* [TASK ITEM]: All lines holding the word "icon" in the listing below need to be copied.
· · · · · · ·
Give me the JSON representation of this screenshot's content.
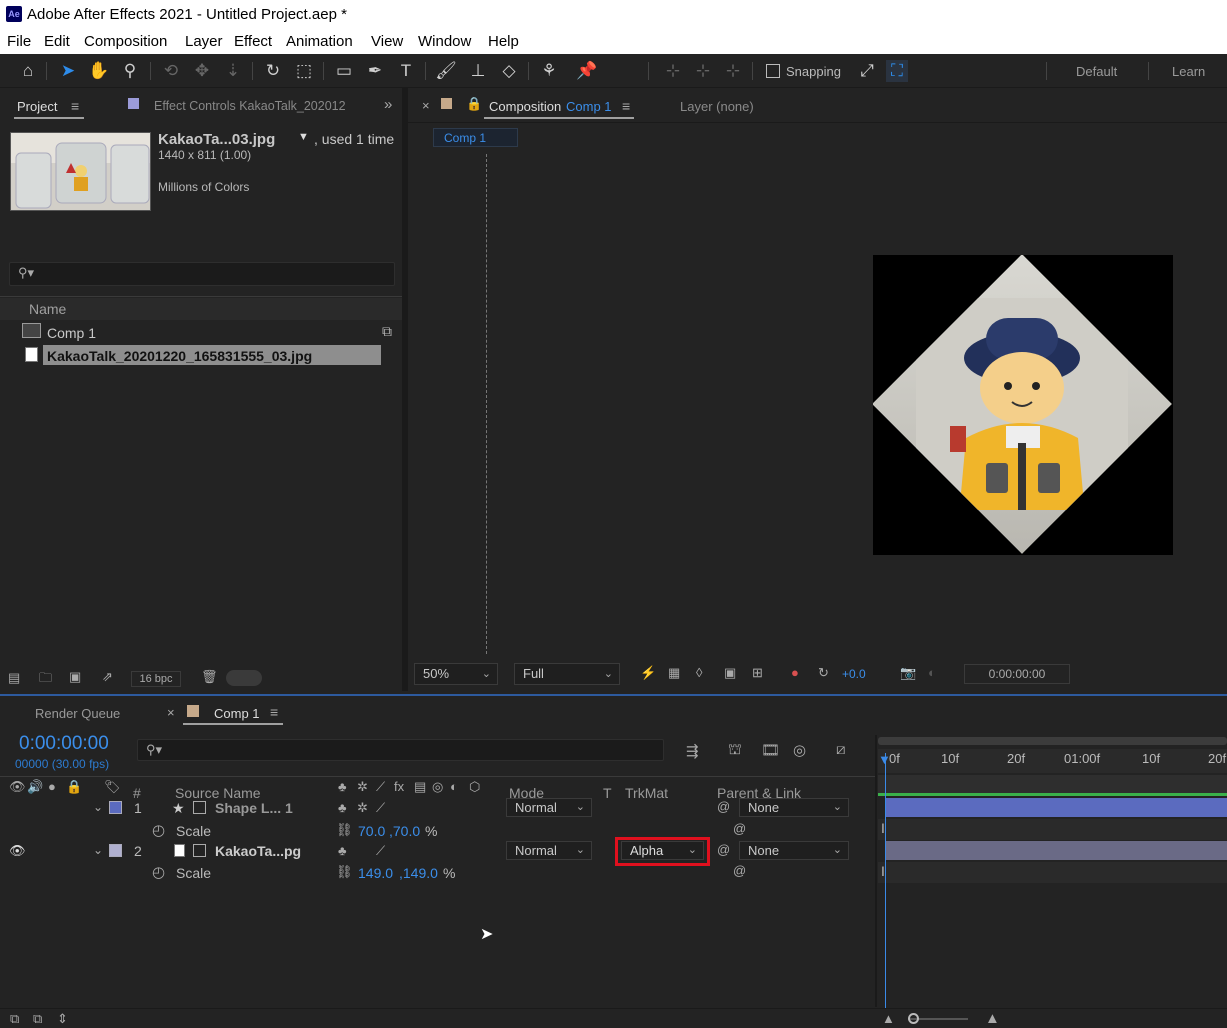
{
  "app": {
    "title": "Adobe After Effects 2021 - Untitled Project.aep *",
    "logo": "Ae"
  },
  "menu": [
    "File",
    "Edit",
    "Composition",
    "Layer",
    "Effect",
    "Animation",
    "View",
    "Window",
    "Help"
  ],
  "toolbar": {
    "snapping_label": "Snapping",
    "workspace_default": "Default",
    "workspace_learn": "Learn"
  },
  "project": {
    "tab_project": "Project",
    "tab_effect_controls": "Effect Controls KakaoTalk_202012",
    "footage_name": "KakaoTa...03.jpg",
    "used": ", used 1 time",
    "dimensions": "1440 x 811 (1.00)",
    "colors": "Millions of Colors",
    "col_name": "Name",
    "items": [
      {
        "name": "Comp 1",
        "icon": "composition-icon"
      },
      {
        "name": "KakaoTalk_20201220_165831555_03.jpg",
        "icon": "image-file-icon"
      }
    ],
    "bpc": "16 bpc"
  },
  "viewer": {
    "tab_comp_label": "Composition",
    "tab_comp_name": "Comp 1",
    "tab_layer": "Layer (none)",
    "crumb": "Comp 1",
    "zoom": "50%",
    "resolution": "Full",
    "exposure": "+0.0",
    "timecode": "0:00:00:00"
  },
  "timeline": {
    "tab_render_queue": "Render Queue",
    "tab_comp": "Comp 1",
    "current_time": "0:00:00:00",
    "frames": "00000 (30.00 fps)",
    "columns": {
      "hash": "#",
      "source_name": "Source Name",
      "mode": "Mode",
      "t": "T",
      "trkmat": "TrkMat",
      "parent": "Parent & Link"
    },
    "layers": [
      {
        "num": "1",
        "name": "Shape L... 1",
        "mode": "Normal",
        "trkmat": "",
        "parent": "None",
        "prop": "Scale",
        "val1": "70.0",
        "val2": ",70.0",
        "unit": "%"
      },
      {
        "num": "2",
        "name": "KakaoTa...pg",
        "mode": "Normal",
        "trkmat": "Alpha",
        "parent": "None",
        "prop": "Scale",
        "val1": "149.0",
        "val2": ",149.0",
        "unit": "%"
      }
    ],
    "ruler": [
      "0f",
      "10f",
      "20f",
      "01:00f",
      "10f",
      "20f"
    ],
    "highlight_color": "#e0101e",
    "layer1_color": "#5b6bbf",
    "layer2_color": "#6a6a86"
  }
}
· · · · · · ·
* [COMPLETED TASK]:
        "icon": "composition-icon"
        "icon": "image-file-icon"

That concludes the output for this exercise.